Written and directed by David O. Russell and set in the ’30s, Amsterdam follows three friends who witness a murder, become suspects themselves, and uncover one of the most outrageous plots in American history.
Dr. Burt Berendsen (Christian Bale) is a doctor who specializes in “fixing up banged-up guys like myself, ” veterans who struggle with missing limbs and faces, “all injuries the world was happy to forget.”
Then, unexpectedly. Burt and his lawyer friend Harold Woodman (John David Washington) get yanked into a bizarre mystery involving the death of a senator and beloved ex-general, which the man’s daughter (Taylor Swift) suspects to be murderer. Enter gorgeous artist Valerie (Margot Robbie), whom Burt and Harold last saw in Amsterdam many years ago and events become topsy turvy with a dark comedic twist. The production, costume, hair and make-up design are exquisite. Especially Valerie’s artwork being comprised of numeorus pieces of scrapnel taken for wounded soldier’s bodies.
Russell deserves major kudos for this speech delivered by General Gil Dillenbeck (Robert DeNiro) states, ” This is your country. Don’t let the big men take it away from you.” It’s a very bold statement on America’s current state political affairs, where the country has been divided into those who support the left and those who align with the right. I was also intrigued by the interracial storyline line for Irma St. Clair (Zoe Saldaña) while reiterating It’s never a good idea to get attached to people and things that may break your heart…but that’s life.
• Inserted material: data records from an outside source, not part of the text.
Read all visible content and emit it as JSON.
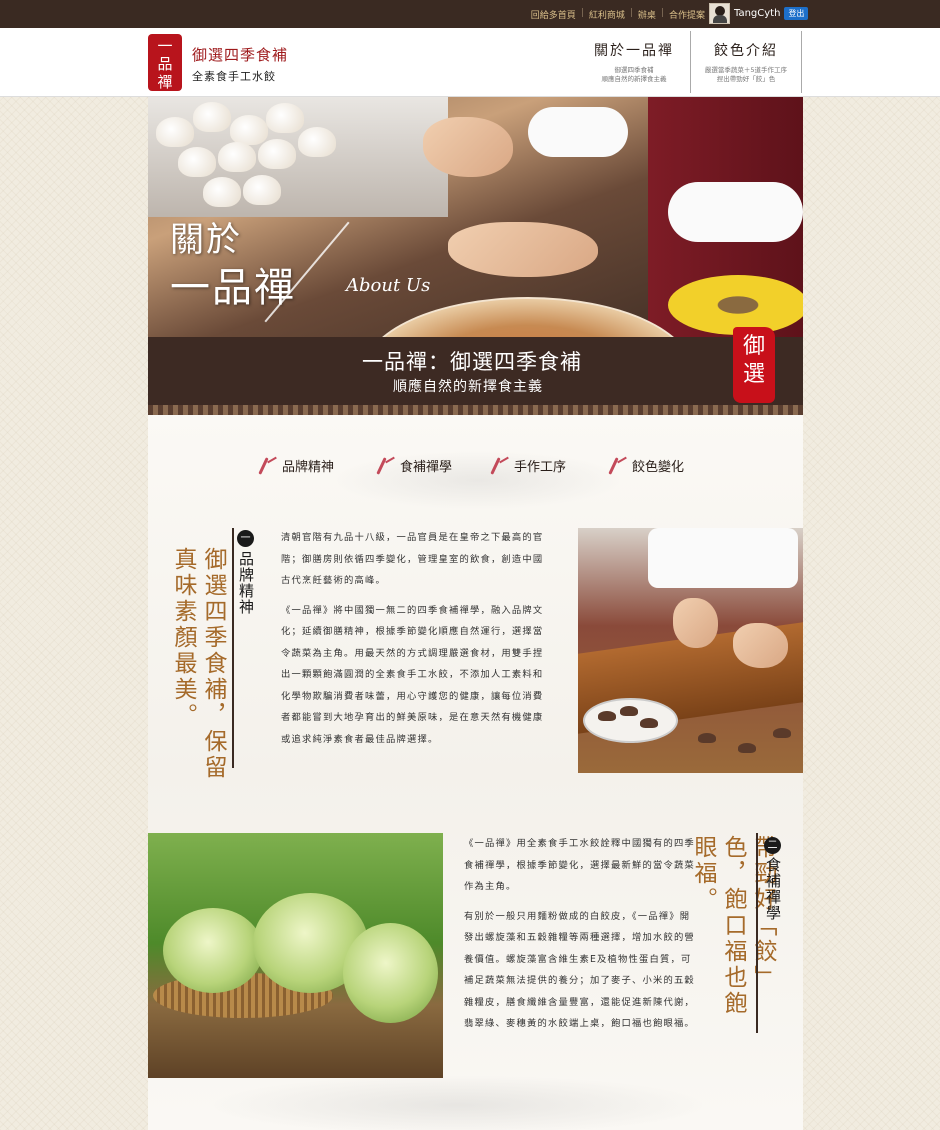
{
  "topbar": {
    "links": [
      "回給多首頁",
      "紅利商城",
      "辦桌",
      "合作提案"
    ],
    "user_name": "TangCyth",
    "logout_label": "登出"
  },
  "header": {
    "logo_text": "一品禪",
    "brand_line1": "御選四季食補",
    "brand_line2": "全素食手工水餃",
    "nav": [
      {
        "title": "關於一品禪",
        "sub1": "御選四季食補",
        "sub2": "順應自然的新擇食主義"
      },
      {
        "title": "餃色介紹",
        "sub1": "嚴選當季蔬菜＋5道手作工序",
        "sub2": "捏出帶勁好「餃」色"
      }
    ]
  },
  "hero": {
    "title_line1": "關於",
    "title_line2": "一品禪",
    "about": "About Us"
  },
  "banner": {
    "line1": "一品禪：御選四季食補",
    "line2": "順應自然的新擇食主義",
    "seal": "御選"
  },
  "tabs": [
    "品牌精神",
    "食補禪學",
    "手作工序",
    "餃色變化"
  ],
  "section1": {
    "num": "一",
    "label": "品牌精神",
    "headline": "御選四季食補，保留真味素顏最美。",
    "para1": "清朝官階有九品十八級，一品官員是在皇帝之下最高的官階；御膳房則依循四季變化，管理皇室的飲食，創造中國古代烹飪藝術的高峰。",
    "para2": "《一品禪》將中國獨一無二的四季食補禪學，融入品牌文化；延續御膳精神，根據季節變化順應自然運行，選擇當令蔬菜為主角。用最天然的方式調理嚴選食材，用雙手捏出一顆顆飽滿圓潤的全素食手工水餃，不添加人工素料和化學物欺騙消費者味蕾，用心守護您的健康，讓每位消費者都能嘗到大地孕育出的鮮美原味，是在意天然有機健康或追求純淨素食者最佳品牌選擇。"
  },
  "section2": {
    "num": "二",
    "label": "食補禪學",
    "headline": "帶勁好「餃」色，飽口福也飽眼福。",
    "para1": "《一品禪》用全素食手工水餃詮釋中國獨有的四季食補禪學，根據季節變化，選擇最新鮮的當令蔬菜作為主角。",
    "para2": "有別於一般只用麵粉做成的白餃皮，《一品禪》開發出螺旋藻和五穀雜糧等兩種選擇，增加水餃的營養價值。螺旋藻富含維生素E及植物性蛋白質，可補足蔬菜無法提供的養分；加了麥子、小米的五穀雜糧皮，膳食纖維含量豐富，還能促進新陳代謝，翡翠綠、麥穗黃的水餃端上桌，飽口福也飽眼福。"
  }
}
It’s this adage along with “love is choosing someone and not needing them for another reason,” that finally reveals the true message of this film.
That’s the good news. The not so lovely news is Amsterdam is a three hour epic boasting an all-star cast with a plethora of close-up monologues, with pacing that is painfully slow.
As a David O’ Russell fan, I applaud his cinematic goal with this one, but, it just feels like he goes around the barn before arriving at the front door – leaving audiences with a cast of strong, amazing acting talent whose material never quite rises to the level of their star power.